Wearing face masks on flights will be one of the last COVID measures to be dropped globally and could be enforced for years, experts have said.
Different coronavirus measures around the world will mean airlines are unable to move individually in allowing passengers to travel without coverings, sources have told The Times.
Other such travel rules are being eased by individual governments, with tests for fully vaccinated arrivals in England being scrapped from next Friday, 11 February.
But the newspaper reports that UK carriers are seeking “international consistency” before lifting the rule on masks, and will “act as one” when easing measures.
A senior aviation source said: “Until there is a harmonised lifting of mask mandates on flights by governments worldwide it is simpler for airlines to keep the rules in place.”
Most British airlines are following guidelines from bodies including the European Union Aviation Safety Agency and the International Civil Aviation Organisation.

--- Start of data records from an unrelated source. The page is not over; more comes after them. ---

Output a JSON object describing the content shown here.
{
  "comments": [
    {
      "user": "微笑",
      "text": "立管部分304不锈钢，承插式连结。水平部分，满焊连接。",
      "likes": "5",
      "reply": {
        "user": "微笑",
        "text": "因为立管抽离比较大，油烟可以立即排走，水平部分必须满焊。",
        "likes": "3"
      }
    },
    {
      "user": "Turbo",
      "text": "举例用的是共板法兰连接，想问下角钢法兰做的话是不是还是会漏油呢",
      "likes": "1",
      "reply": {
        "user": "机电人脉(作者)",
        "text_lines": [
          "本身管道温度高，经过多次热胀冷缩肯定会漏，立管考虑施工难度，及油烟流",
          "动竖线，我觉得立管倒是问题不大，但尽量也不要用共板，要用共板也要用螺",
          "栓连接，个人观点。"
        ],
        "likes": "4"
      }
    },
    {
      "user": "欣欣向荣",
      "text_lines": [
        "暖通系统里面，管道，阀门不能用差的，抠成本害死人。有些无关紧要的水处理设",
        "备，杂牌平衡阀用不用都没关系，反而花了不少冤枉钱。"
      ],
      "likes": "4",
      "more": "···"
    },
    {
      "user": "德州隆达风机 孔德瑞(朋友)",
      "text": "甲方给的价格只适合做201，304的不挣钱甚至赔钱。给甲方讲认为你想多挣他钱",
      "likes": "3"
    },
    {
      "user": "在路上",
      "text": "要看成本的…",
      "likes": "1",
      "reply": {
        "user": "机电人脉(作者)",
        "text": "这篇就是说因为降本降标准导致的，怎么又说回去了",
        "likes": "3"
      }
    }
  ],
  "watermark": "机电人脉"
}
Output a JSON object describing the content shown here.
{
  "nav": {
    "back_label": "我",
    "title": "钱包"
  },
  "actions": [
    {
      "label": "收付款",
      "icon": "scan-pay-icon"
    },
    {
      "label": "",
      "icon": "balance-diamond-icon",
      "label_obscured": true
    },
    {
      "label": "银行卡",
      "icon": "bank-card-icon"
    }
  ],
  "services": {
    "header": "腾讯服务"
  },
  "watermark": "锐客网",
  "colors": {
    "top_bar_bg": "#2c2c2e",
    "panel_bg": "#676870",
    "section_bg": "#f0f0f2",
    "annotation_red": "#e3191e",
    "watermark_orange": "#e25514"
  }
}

The guidelines say that masks should be worn for the duration of flights, except when eating and drinking.
What are the airlines saying?
Virgin Atlantic told Sky News it adheres to guidance from international and local aviation regulators and governments and has no plans to lift the face mask measure yet.
“We continue to input to the regulators and work together across industry to see when changes can be made, however until further notice, we will require all customers and crew to continue to wear face masks for the duration of their flights, as well as at the airports,” said a statement.
Neil Sorahan, Ryanair’s chief financial officer, also said that there were no plans to change the rules.
He said: “Masks will be something that will be with us for a while longer to come. If that is the price we have to pay for the next few months, into summer – it’s a small price to pay.”
Mr Sorahan said the mask rule would remain in place, similar to how rules on passengers removing liquids from hand luggage at security have been kept over the years.
That measure was introduced in 2006, when police foiled a plot to blow up airliners using liquid explosives.
Another airline source told The Times: “We’ll almost certainly keep the same policy until it is safe to move. For example, the rules in the US are very clear on masks. It would be ridiculous of us to ask passengers to put them on when we enter their airspace.”
And another said that although there were “hopes that one day we will have a world with no masks… they are going to be with us for a long time”.